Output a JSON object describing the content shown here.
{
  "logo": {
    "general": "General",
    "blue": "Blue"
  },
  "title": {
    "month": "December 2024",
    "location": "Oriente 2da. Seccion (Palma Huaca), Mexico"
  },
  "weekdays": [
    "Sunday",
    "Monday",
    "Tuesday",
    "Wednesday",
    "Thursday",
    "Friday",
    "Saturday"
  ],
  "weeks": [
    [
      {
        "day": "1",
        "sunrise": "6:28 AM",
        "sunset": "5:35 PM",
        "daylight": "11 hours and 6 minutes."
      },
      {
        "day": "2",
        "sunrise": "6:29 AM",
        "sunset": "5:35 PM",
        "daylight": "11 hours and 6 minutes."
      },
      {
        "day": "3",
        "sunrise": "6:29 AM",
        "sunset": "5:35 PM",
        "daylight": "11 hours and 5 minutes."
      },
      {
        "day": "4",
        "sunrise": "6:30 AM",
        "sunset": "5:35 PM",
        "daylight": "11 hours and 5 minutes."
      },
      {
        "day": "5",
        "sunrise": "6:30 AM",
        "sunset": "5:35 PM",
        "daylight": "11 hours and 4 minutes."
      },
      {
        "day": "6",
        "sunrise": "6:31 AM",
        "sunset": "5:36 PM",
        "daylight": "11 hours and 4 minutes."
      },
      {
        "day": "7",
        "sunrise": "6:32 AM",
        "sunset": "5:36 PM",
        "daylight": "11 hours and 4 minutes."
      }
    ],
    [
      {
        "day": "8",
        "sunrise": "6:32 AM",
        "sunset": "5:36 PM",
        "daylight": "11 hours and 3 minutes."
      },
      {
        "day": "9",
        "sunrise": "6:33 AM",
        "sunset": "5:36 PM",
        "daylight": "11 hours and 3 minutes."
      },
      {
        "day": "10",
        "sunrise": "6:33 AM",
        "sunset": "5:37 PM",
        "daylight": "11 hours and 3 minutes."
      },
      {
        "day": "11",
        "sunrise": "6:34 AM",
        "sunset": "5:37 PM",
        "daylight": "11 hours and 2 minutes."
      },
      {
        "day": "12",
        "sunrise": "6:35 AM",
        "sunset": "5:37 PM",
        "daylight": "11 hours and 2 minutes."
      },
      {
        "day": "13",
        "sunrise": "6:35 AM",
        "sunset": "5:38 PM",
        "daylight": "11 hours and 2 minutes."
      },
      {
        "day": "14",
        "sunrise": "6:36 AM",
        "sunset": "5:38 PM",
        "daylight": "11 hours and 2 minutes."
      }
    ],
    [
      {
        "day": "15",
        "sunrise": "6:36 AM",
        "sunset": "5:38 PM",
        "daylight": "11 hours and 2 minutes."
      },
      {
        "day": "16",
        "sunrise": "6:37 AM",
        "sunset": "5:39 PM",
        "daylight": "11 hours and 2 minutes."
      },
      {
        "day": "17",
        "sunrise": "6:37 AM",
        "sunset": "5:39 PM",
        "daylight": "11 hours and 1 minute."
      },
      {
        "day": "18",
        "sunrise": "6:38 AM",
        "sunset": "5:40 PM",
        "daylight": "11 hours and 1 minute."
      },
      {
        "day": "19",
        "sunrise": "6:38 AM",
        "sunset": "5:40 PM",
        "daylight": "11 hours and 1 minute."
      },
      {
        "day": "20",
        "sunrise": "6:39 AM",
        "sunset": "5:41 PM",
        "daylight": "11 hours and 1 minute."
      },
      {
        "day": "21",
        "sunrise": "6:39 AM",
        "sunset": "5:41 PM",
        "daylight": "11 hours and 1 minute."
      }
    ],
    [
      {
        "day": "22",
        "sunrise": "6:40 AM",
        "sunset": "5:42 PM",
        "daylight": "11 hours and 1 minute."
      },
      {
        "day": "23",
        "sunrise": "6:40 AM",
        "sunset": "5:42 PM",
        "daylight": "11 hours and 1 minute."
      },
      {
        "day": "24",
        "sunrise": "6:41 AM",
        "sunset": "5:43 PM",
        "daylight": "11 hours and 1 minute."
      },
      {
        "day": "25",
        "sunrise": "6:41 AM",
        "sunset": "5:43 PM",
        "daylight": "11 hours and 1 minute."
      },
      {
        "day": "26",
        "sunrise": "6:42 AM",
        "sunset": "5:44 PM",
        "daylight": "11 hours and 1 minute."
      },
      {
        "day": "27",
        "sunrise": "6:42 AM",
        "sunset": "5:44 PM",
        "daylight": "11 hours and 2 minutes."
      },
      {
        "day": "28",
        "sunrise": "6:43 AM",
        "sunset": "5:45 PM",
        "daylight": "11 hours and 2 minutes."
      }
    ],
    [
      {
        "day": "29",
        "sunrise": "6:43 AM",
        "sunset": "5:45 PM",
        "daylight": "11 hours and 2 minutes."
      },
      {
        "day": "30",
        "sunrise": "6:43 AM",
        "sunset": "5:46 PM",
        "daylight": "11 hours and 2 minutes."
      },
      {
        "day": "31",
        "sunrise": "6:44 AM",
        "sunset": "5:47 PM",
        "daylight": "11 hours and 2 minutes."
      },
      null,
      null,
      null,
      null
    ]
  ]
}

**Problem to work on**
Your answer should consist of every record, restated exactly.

**Expected answer**
Output a JSON object describing the content shown here.
{
  "logo": {
    "general": "General",
    "blue": "Blue"
  },
  "title": {
    "month": "December 2024",
    "location": "Oriente 2da. Seccion (Palma Huaca), Mexico"
  },
  "weekdays": [
    "Sunday",
    "Monday",
    "Tuesday",
    "Wednesday",
    "Thursday",
    "Friday",
    "Saturday"
  ],
  "weeks": [
    [
      {
        "day": "1",
        "sunrise": "6:28 AM",
        "sunset": "5:35 PM",
        "daylight": "11 hours and 6 minutes."
      },
      {
        "day": "2",
        "sunrise": "6:29 AM",
        "sunset": "5:35 PM",
        "daylight": "11 hours and 6 minutes."
      },
      {
        "day": "3",
        "sunrise": "6:29 AM",
        "sunset": "5:35 PM",
        "daylight": "11 hours and 5 minutes."
      },
      {
        "day": "4",
        "sunrise": "6:30 AM",
        "sunset": "5:35 PM",
        "daylight": "11 hours and 5 minutes."
      },
      {
        "day": "5",
        "sunrise": "6:30 AM",
        "sunset": "5:35 PM",
        "daylight": "11 hours and 4 minutes."
      },
      {
        "day": "6",
        "sunrise": "6:31 AM",
        "sunset": "5:36 PM",
        "daylight": "11 hours and 4 minutes."
      },
      {
        "day": "7",
        "sunrise": "6:32 AM",
        "sunset": "5:36 PM",
        "daylight": "11 hours and 4 minutes."
      }
    ],
    [
      {
        "day": "8",
        "sunrise": "6:32 AM",
        "sunset": "5:36 PM",
        "daylight": "11 hours and 3 minutes."
      },
      {
        "day": "9",
        "sunrise": "6:33 AM",
        "sunset": "5:36 PM",
        "daylight": "11 hours and 3 minutes."
      },
      {
        "day": "10",
        "sunrise": "6:33 AM",
        "sunset": "5:37 PM",
        "daylight": "11 hours and 3 minutes."
      },
      {
        "day": "11",
        "sunrise": "6:34 AM",
        "sunset": "5:37 PM",
        "daylight": "11 hours and 2 minutes."
      },
      {
        "day": "12",
        "sunrise": "6:35 AM",
        "sunset": "5:37 PM",
        "daylight": "11 hours and 2 minutes."
      },
      {
        "day": "13",
        "sunrise": "6:35 AM",
        "sunset": "5:38 PM",
        "daylight": "11 hours and 2 minutes."
      },
      {
        "day": "14",
        "sunrise": "6:36 AM",
        "sunset": "5:38 PM",
        "daylight": "11 hours and 2 minutes."
      }
    ],
    [
      {
        "day": "15",
        "sunrise": "6:36 AM",
        "sunset": "5:38 PM",
        "daylight": "11 hours and 2 minutes."
      },
      {
        "day": "16",
        "sunrise": "6:37 AM",
        "sunset": "5:39 PM",
        "daylight": "11 hours and 2 minutes."
      },
      {
        "day": "17",
        "sunrise": "6:37 AM",
        "sunset": "5:39 PM",
        "daylight": "11 hours and 1 minute."
      },
      {
        "day": "18",
        "sunrise": "6:38 AM",
        "sunset": "5:40 PM",
        "daylight": "11 hours and 1 minute."
      },
      {
        "day": "19",
        "sunrise": "6:38 AM",
        "sunset": "5:40 PM",
        "daylight": "11 hours and 1 minute."
      },
      {
        "day": "20",
        "sunrise": "6:39 AM",
        "sunset": "5:41 PM",
        "daylight": "11 hours and 1 minute."
      },
      {
        "day": "21",
        "sunrise": "6:39 AM",
        "sunset": "5:41 PM",
        "daylight": "11 hours and 1 minute."
      }
    ],
    [
      {
        "day": "22",
        "sunrise": "6:40 AM",
        "sunset": "5:42 PM",
        "daylight": "11 hours and 1 minute."
      },
      {
        "day": "23",
        "sunrise": "6:40 AM",
        "sunset": "5:42 PM",
        "daylight": "11 hours and 1 minute."
      },
      {
        "day": "24",
        "sunrise": "6:41 AM",
        "sunset": "5:43 PM",
        "daylight": "11 hours and 1 minute."
      },
      {
        "day": "25",
        "sunrise": "6:41 AM",
        "sunset": "5:43 PM",
        "daylight": "11 hours and 1 minute."
      },
      {
        "day": "26",
        "sunrise": "6:42 AM",
        "sunset": "5:44 PM",
        "daylight": "11 hours and 1 minute."
      },
      {
        "day": "27",
        "sunrise": "6:42 AM",
        "sunset": "5:44 PM",
        "daylight": "11 hours and 2 minutes."
      },
      {
        "day": "28",
        "sunrise": "6:43 AM",
        "sunset": "5:45 PM",
        "daylight": "11 hours and 2 minutes."
      }
    ],
    [
      {
        "day": "29",
        "sunrise": "6:43 AM",
        "sunset": "5:45 PM",
        "daylight": "11 hours and 2 minutes."
      },
      {
        "day": "30",
        "sunrise": "6:43 AM",
        "sunset": "5:46 PM",
        "daylight": "11 hours and 2 minutes."
      },
      {
        "day": "31",
        "sunrise": "6:44 AM",
        "sunset": "5:47 PM",
        "daylight": "11 hours and 2 minutes."
      },
      null,
      null,
      null,
      null
    ]
  ]
}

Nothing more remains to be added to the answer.